TASK DIRECTIONS: The records appear below. Report how many of their lines contain the word "ЕСЛИ", giving the number alone.
====== RECORD SET ======
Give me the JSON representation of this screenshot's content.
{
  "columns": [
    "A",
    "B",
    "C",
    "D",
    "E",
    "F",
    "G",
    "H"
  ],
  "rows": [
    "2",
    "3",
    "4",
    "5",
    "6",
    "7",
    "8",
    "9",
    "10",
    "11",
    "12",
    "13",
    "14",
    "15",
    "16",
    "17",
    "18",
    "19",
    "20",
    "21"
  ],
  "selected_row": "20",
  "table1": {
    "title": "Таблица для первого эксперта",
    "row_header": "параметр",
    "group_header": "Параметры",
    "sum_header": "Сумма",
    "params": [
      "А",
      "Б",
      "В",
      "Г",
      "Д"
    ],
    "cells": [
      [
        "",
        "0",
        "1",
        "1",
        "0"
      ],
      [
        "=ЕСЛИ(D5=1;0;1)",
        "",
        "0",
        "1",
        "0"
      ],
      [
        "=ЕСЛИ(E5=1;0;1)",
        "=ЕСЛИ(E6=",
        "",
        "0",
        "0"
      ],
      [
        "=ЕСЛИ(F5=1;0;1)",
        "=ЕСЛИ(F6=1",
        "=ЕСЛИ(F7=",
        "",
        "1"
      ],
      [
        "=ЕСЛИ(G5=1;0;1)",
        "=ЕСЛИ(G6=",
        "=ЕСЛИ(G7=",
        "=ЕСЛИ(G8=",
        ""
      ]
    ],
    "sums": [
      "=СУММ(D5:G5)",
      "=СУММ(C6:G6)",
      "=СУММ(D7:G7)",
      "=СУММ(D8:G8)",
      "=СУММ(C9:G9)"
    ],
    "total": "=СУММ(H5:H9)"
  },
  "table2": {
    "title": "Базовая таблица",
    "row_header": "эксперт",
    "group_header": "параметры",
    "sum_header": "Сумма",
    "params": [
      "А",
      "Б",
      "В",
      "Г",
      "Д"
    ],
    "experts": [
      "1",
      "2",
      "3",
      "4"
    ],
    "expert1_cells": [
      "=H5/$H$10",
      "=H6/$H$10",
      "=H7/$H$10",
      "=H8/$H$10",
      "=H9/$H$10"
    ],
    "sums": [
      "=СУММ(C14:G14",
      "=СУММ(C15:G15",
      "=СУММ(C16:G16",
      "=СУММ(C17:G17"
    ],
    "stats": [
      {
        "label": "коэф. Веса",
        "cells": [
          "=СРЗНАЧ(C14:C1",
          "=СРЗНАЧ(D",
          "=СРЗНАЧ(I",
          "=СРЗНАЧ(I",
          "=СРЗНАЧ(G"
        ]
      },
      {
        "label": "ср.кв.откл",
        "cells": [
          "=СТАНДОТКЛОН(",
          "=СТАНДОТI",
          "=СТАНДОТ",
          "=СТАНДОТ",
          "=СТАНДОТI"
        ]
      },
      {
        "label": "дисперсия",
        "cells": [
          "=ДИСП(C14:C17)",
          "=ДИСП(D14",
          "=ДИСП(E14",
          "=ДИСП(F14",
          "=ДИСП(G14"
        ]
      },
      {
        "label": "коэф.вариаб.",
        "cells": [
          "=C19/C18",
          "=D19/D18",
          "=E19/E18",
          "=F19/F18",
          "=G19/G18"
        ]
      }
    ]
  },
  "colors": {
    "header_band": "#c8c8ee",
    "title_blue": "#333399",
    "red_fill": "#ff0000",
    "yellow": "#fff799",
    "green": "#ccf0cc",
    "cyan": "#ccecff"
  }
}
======
EXERCISE RESPONSE: 10